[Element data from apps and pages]
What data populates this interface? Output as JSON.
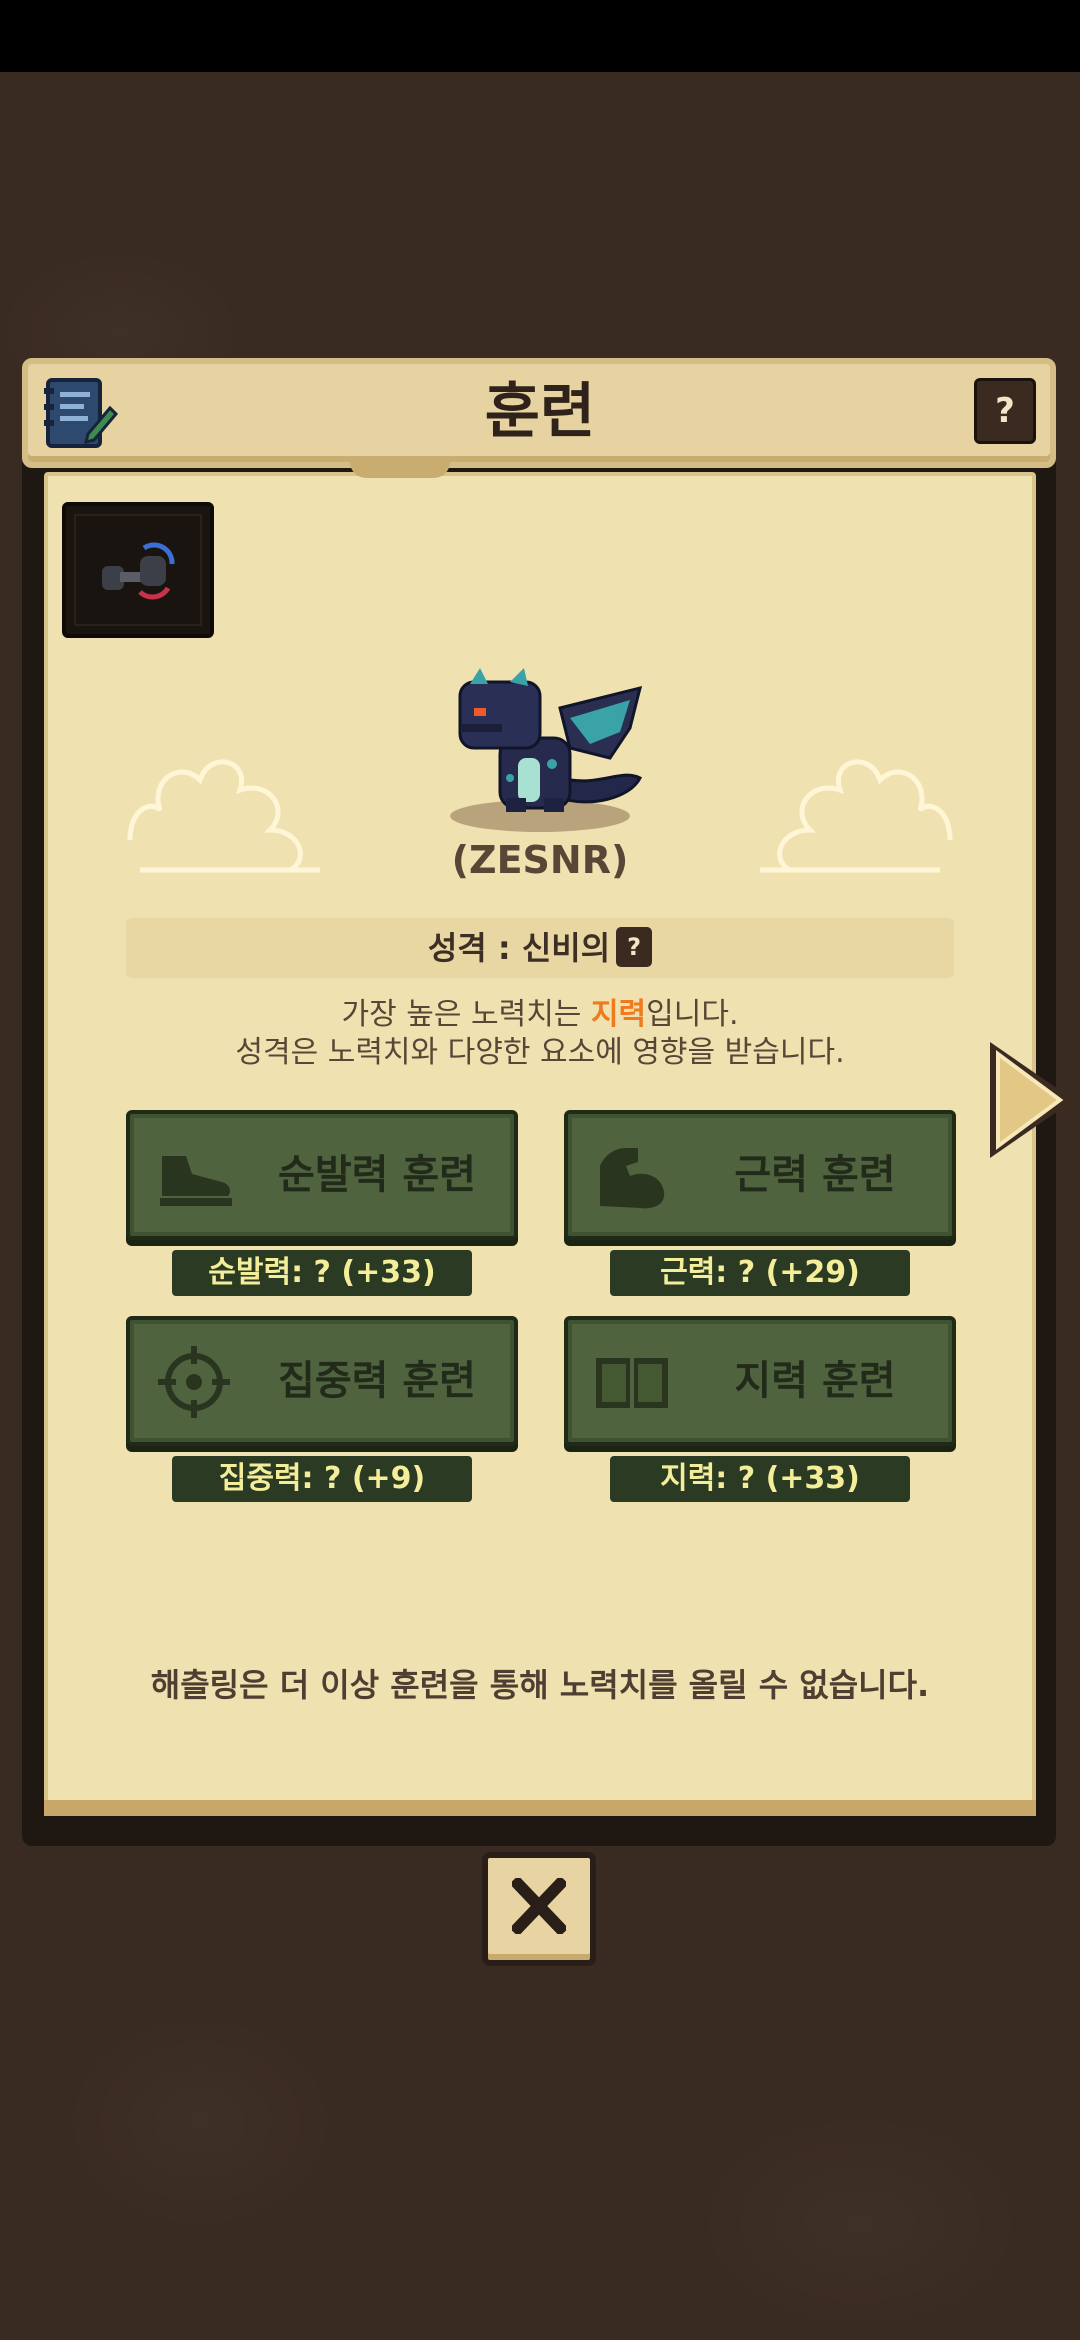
{
  "header": {
    "title": "훈련",
    "help_label": "?"
  },
  "character": {
    "name": "(ZESNR)"
  },
  "personality": {
    "label": "성격 : 신비의",
    "help_label": "?"
  },
  "description": {
    "line1_before": "가장 높은 노력치는 ",
    "line1_highlight": "지력",
    "line1_after": "입니다.",
    "line2": "성격은 노력치와 다양한 요소에 영향을 받습니다.",
    "highlight_color": "#f07a1e"
  },
  "trainings": [
    {
      "label": "순발력 훈련",
      "stat": "순발력: ? (+33)",
      "icon": "shoe-icon"
    },
    {
      "label": "근력 훈련",
      "stat": "근력: ? (+29)",
      "icon": "muscle-arm-icon"
    },
    {
      "label": "집중력 훈련",
      "stat": "집중력: ? (+9)",
      "icon": "crosshair-icon"
    },
    {
      "label": "지력 훈련",
      "stat": "지력: ? (+33)",
      "icon": "book-icon"
    }
  ],
  "note": "해츨링은 더 이상 훈련을 통해 노력치를 올릴 수 없습니다.",
  "colors": {
    "panel": "#f0e2b0",
    "button_green": "#50633f",
    "stat_text": "#f4ee9a",
    "background": "#3a2b22"
  }
}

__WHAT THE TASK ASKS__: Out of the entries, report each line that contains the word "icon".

__ANSWER BOX__:
      "icon": "shoe-icon"
      "icon": "muscle-arm-icon"
      "icon": "crosshair-icon"
      "icon": "book-icon"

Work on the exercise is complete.